ASSIGNMENT: Locate and copy each line in the data that contains the word "localhost".

++++ PROVIDED DATA

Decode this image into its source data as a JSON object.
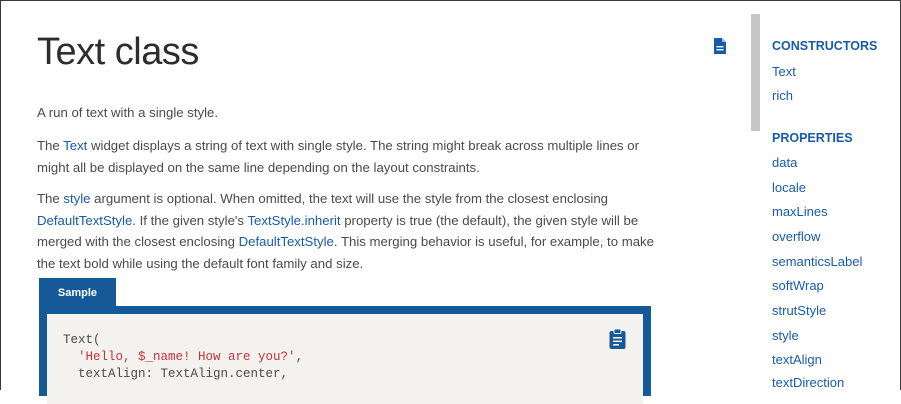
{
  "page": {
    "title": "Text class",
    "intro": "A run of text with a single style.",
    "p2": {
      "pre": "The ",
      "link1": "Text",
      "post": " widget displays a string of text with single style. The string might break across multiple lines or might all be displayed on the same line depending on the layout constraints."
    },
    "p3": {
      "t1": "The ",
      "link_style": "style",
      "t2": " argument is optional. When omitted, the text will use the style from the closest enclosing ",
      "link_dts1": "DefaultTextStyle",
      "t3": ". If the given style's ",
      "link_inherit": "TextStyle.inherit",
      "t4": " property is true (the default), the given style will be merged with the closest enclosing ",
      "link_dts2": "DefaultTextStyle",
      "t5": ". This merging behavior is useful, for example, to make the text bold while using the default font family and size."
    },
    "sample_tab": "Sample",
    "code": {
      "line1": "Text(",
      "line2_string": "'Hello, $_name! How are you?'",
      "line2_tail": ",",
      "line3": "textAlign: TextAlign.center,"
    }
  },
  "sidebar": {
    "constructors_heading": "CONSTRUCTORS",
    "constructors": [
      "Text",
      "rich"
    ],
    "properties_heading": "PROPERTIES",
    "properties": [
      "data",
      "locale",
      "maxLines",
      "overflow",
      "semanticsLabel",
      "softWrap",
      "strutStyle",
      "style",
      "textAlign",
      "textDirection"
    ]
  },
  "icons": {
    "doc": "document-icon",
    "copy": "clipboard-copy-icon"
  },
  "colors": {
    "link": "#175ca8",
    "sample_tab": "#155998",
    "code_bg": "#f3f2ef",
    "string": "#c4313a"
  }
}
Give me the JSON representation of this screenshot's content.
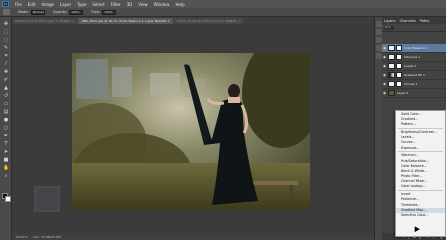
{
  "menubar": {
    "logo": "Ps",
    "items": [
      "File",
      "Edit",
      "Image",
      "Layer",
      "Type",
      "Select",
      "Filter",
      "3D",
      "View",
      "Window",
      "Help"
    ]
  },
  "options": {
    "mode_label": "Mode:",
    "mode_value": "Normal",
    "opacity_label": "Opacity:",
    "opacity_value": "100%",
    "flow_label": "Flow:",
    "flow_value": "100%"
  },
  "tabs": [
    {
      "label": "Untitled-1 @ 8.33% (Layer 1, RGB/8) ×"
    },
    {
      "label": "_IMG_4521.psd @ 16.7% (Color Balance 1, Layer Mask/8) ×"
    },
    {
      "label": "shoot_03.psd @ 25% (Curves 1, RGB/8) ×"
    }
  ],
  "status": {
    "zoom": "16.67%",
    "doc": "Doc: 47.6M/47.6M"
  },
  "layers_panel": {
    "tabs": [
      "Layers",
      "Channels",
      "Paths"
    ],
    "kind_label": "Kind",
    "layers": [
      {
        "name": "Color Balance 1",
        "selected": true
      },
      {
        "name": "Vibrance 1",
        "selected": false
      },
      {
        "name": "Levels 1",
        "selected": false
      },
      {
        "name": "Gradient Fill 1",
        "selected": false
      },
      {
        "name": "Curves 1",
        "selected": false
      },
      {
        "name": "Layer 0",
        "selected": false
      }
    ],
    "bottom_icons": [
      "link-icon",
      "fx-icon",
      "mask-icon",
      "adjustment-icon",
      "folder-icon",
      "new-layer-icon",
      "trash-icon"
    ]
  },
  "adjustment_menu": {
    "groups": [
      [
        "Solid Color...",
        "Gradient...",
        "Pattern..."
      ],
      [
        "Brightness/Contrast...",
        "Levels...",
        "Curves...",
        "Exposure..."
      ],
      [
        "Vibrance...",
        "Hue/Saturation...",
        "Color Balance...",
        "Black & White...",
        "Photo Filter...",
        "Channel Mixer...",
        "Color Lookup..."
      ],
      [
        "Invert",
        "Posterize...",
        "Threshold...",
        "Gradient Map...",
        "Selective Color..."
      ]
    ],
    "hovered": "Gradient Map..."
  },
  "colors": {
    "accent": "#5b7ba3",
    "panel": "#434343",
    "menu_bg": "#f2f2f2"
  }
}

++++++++
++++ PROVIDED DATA

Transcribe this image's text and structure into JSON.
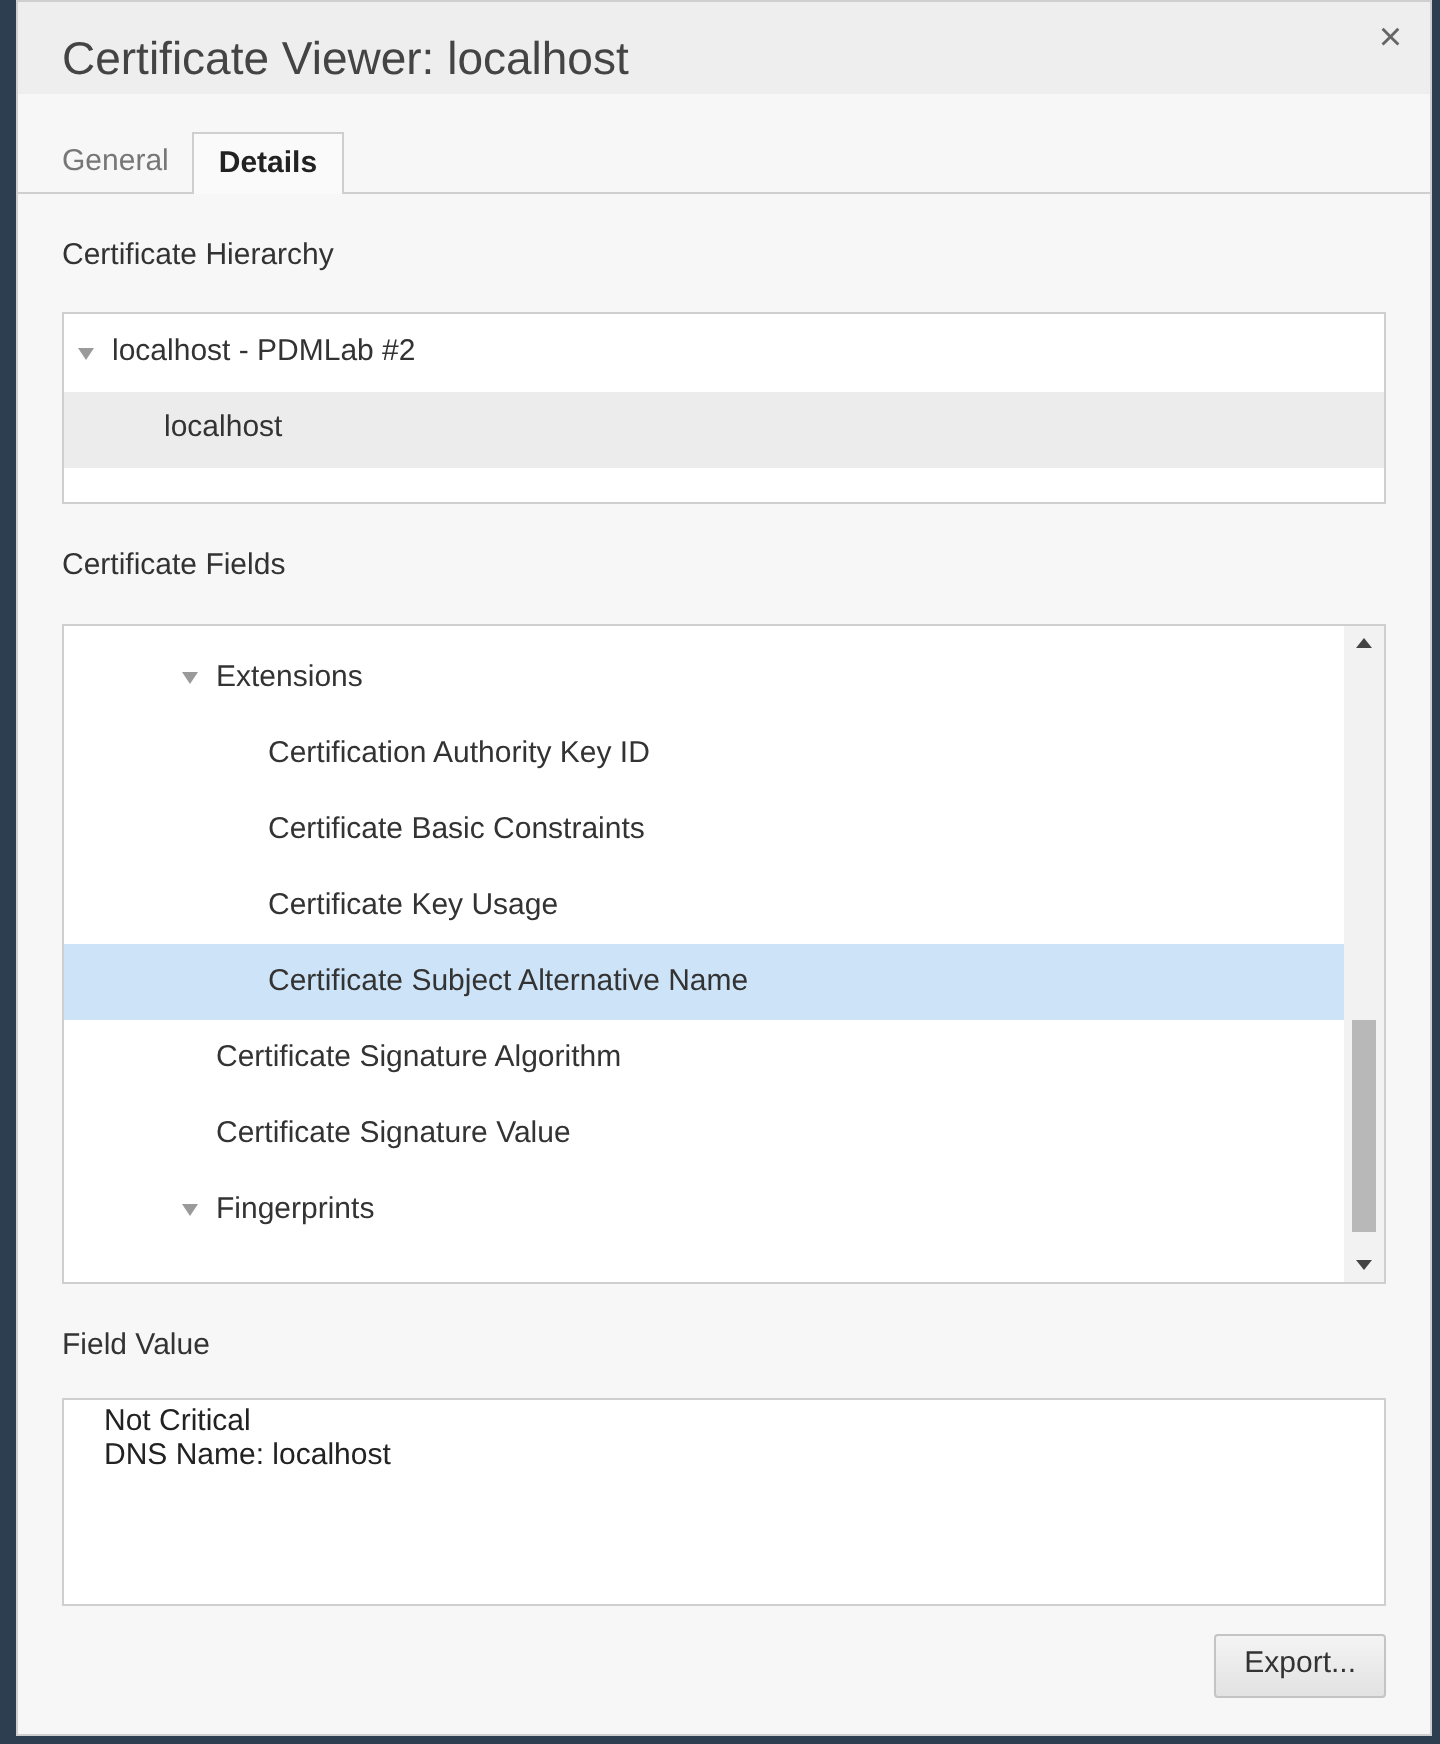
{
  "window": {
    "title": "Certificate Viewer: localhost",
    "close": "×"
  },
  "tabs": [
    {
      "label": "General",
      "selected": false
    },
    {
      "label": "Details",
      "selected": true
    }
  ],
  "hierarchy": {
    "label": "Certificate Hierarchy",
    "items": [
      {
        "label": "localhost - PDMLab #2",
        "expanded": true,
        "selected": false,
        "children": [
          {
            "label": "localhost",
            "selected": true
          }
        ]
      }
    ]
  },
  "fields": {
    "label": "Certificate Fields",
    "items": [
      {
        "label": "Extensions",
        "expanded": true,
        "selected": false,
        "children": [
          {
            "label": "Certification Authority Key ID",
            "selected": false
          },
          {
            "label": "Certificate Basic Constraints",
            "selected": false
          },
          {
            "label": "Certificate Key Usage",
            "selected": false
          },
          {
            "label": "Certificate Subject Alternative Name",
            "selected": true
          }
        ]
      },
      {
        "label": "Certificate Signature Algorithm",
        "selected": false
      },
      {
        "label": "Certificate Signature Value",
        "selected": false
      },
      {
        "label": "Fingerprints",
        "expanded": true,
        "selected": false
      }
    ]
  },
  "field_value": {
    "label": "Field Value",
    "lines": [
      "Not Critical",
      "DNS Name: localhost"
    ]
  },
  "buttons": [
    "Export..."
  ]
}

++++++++

RESPONSE BOX:
    "title": "Certificate Viewer: localhost",
        "label": "localhost - PDMLab #2",
            "label": "localhost",
      "DNS Name: localhost"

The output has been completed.